Denver native, AJ Machete gets one step closer to discovering the meaning of life every day, and he does it with his own two hands. Following an impressive line of education that included an art degree from Pratt Institute in New York City and a master’s degree in religious studies from Harvard, Machete realized he was no closer to understanding his purpose in life, or why he existed at all. That’s when he turned to fashion design. “Partly, I feel like humans were meant to do things with our hands,” explained Machete. “If you have an idea and execute it in the material world, the material world changes your ideas, so there is a feedback mechanism.” That process translates into a reason to get up every day and actually, physically do something. For Machete, happiness is creating thoughtfully designed, high-quality menswear, so he opened Denver Bespoke.
The themes of self-actualization and self-awareness are woven into Machete’s life, just as much as pattern making and suit composition are. “In life you want to cultivate this consciousness of paying attention, taking care and putting care into everything you do,” he said. “Then everything you do is good and your life is good. That’s a very important thing in my life.” Machete also requires that his customers have a clear sense of direction and purpose before he will even initiate a custom, clothing design project for them. “People will contact me and say ‘I’m not sure if this is right for me. I’m not sure if I want to spend this money.'” Machete’s typical response is to send them out to do some research, try on everything they can find and figure out exactly what they want in the clothing they wear. According to him, it’s an anti-sales pitch. So far, the technique has worked. Denver Bespoke’s clients come from all over the world, including countries like Australia, Finland, Norway, Japan and Russia.
Once clients establish their goals, Machete’s process takes several months and requires a large commitment from both parties. The initial consultation takes two hours, during which the team can look at more than 2,000 fabrics. Then, there are at least two other fittings. It’s a deep level of engagement that requires clients to think through exactly what they want, so each piece reflects who they are. Machete’s clients’ requests and needs range widely. “What we do is such an individualized process,” he said. “For example, one of our clients was an Italian living in England, so he wanted to have clothing that reflected where he grew up in Italy, but it needed to be constructed using English fabric with specific details.” Some of Machete’s other noteworthy creations include a coat made out of vintage, military tent fabric from the mid-20th century and a tuxedo made out of Gore-Tex.
Machete maintains that although he can usually accommodate even the most outlandish request, it isn’t magic. It’s the understanding he has of the fabrics he uses and the full depth of the historical and contemporary function each detail of each piece of clothing has.

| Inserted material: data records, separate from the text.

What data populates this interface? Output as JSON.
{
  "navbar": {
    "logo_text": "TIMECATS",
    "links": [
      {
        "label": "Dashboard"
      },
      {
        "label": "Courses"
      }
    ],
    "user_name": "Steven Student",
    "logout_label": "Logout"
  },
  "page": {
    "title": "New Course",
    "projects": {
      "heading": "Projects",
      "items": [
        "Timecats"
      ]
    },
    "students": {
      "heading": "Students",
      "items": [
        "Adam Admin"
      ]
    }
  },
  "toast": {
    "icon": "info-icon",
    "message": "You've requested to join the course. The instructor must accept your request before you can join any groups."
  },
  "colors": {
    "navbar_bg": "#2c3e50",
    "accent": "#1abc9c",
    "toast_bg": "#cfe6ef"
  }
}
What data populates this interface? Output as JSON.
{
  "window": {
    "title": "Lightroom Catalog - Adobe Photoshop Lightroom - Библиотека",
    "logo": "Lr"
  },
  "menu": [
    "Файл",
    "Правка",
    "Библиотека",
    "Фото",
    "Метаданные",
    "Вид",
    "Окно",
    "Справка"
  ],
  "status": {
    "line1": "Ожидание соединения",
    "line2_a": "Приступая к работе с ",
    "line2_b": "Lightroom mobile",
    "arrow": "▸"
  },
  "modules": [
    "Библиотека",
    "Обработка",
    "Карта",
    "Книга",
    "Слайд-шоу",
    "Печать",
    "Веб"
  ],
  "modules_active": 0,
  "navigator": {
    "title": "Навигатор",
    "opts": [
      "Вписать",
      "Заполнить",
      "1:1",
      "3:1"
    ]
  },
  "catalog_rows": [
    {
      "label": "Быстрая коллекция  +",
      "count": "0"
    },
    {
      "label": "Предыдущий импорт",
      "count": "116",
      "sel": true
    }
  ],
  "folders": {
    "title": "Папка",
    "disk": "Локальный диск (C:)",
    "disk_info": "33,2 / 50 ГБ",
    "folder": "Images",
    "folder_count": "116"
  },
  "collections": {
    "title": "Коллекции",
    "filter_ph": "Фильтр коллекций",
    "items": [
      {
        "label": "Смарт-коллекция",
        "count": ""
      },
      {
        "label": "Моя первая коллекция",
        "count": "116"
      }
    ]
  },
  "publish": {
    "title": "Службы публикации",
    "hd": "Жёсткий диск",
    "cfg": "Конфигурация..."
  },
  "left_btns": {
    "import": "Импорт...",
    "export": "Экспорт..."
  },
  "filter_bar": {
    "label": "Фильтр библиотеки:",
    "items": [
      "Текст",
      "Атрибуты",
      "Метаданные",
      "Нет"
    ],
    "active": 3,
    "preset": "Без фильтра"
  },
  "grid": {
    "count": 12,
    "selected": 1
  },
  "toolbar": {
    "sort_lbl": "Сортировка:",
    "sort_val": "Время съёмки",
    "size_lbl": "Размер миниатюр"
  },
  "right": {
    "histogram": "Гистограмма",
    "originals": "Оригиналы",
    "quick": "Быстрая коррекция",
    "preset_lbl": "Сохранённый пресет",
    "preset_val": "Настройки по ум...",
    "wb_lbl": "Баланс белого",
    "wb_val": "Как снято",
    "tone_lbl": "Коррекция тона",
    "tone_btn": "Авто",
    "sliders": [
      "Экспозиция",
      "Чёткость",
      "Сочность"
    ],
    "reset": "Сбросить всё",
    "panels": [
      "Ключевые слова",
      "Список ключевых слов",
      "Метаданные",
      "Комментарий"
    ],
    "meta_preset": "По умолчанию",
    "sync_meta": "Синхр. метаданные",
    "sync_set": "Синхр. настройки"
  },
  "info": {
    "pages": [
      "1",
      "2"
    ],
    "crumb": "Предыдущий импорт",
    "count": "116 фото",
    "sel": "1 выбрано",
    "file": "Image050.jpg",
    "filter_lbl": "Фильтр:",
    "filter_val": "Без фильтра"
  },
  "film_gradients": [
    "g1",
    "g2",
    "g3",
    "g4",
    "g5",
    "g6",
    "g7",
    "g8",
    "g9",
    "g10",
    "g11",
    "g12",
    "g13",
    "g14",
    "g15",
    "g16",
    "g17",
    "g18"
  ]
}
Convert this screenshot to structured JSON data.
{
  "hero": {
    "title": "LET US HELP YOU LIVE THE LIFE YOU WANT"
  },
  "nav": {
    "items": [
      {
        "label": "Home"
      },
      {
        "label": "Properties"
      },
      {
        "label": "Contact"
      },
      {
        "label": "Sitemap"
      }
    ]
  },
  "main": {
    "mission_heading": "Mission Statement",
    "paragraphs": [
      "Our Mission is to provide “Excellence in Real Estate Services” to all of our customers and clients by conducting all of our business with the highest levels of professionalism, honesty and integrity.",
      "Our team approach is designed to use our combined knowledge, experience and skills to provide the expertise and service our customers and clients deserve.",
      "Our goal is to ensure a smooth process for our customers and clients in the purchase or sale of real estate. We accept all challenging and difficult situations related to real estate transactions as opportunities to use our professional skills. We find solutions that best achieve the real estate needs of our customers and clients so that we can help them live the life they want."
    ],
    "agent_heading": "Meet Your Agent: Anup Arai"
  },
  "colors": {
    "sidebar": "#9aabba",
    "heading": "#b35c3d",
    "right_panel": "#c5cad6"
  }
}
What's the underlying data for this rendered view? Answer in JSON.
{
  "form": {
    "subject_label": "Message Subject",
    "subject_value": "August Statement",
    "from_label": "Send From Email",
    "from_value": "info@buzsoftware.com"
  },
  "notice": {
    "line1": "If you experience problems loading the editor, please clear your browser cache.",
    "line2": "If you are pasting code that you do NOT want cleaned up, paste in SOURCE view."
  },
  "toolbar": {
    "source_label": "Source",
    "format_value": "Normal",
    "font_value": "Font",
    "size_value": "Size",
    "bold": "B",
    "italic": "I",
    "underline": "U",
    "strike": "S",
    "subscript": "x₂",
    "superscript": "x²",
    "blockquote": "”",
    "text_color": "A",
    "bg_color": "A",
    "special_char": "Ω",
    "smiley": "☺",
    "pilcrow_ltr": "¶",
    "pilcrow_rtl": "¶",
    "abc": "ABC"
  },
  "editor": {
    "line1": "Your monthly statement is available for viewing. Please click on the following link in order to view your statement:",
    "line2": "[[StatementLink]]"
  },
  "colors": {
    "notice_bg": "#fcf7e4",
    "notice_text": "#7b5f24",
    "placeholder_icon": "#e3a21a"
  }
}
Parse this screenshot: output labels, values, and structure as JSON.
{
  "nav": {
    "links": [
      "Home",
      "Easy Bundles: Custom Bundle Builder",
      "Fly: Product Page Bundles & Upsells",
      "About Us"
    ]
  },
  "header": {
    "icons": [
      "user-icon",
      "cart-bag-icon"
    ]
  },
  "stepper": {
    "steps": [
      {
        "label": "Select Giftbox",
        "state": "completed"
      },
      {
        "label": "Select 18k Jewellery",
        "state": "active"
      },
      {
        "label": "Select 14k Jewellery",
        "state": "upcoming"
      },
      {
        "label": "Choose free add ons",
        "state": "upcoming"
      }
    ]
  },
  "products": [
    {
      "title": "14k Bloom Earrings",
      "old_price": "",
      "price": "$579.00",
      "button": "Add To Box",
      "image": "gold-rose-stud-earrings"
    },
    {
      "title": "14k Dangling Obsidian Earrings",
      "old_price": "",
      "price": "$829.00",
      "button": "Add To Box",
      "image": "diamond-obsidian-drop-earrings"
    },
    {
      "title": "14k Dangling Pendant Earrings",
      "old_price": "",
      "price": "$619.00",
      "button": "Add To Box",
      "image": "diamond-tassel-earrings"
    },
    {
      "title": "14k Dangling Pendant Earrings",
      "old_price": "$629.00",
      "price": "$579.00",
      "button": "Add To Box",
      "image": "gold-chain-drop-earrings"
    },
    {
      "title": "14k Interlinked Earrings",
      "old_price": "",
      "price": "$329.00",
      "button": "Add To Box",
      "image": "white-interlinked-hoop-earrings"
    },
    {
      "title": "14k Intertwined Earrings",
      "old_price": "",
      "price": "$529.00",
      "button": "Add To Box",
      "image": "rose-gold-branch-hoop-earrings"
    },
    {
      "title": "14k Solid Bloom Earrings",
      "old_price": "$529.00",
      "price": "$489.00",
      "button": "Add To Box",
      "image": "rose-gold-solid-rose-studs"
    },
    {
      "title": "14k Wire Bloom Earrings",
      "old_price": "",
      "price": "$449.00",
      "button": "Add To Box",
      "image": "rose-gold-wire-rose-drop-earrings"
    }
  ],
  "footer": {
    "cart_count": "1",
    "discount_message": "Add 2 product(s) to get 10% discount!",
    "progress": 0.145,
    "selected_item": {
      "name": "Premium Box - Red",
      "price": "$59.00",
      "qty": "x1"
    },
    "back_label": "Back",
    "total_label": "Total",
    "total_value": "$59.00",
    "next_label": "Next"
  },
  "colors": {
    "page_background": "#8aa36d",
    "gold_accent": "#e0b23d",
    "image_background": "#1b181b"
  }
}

“I don’t have any respect for the idea of design. Anyone can come up with a pretty design. It’s about what it means and that has to do with the history. What we see now is people are slapping a bunch of details together and don’t know what they mean. Design doesn’t have any meaning anymore.” – AJ Machete
His strong feelings about the design concept as a whole don’t prevent him from appreciating those artists he truly believes have a unique perspective. Machete draws inspiration from some of fashion’s most avant-garde designers like Walter Van Beirendonck, Alexander McQueen, Jean Paul Gaultier and John Galliano.
Machete is redefining lifestyle wear to mean a collection of clothing created thoughtfully for each individual’s daily life — more art and less athleisure. As Machete’s two-year-old son, Drake grows, Machete doesn’t want to have too many expectations on him, but he does plan to pass on some wisdom. “I want him to know how to have a relationship with everything in his life, where he knows how it works theoretically and practically, and he knows how to fix and take care of everything he owns. If you’re able to do that, then your relationship with your whole world is different.”
Photography by Meg O’Neill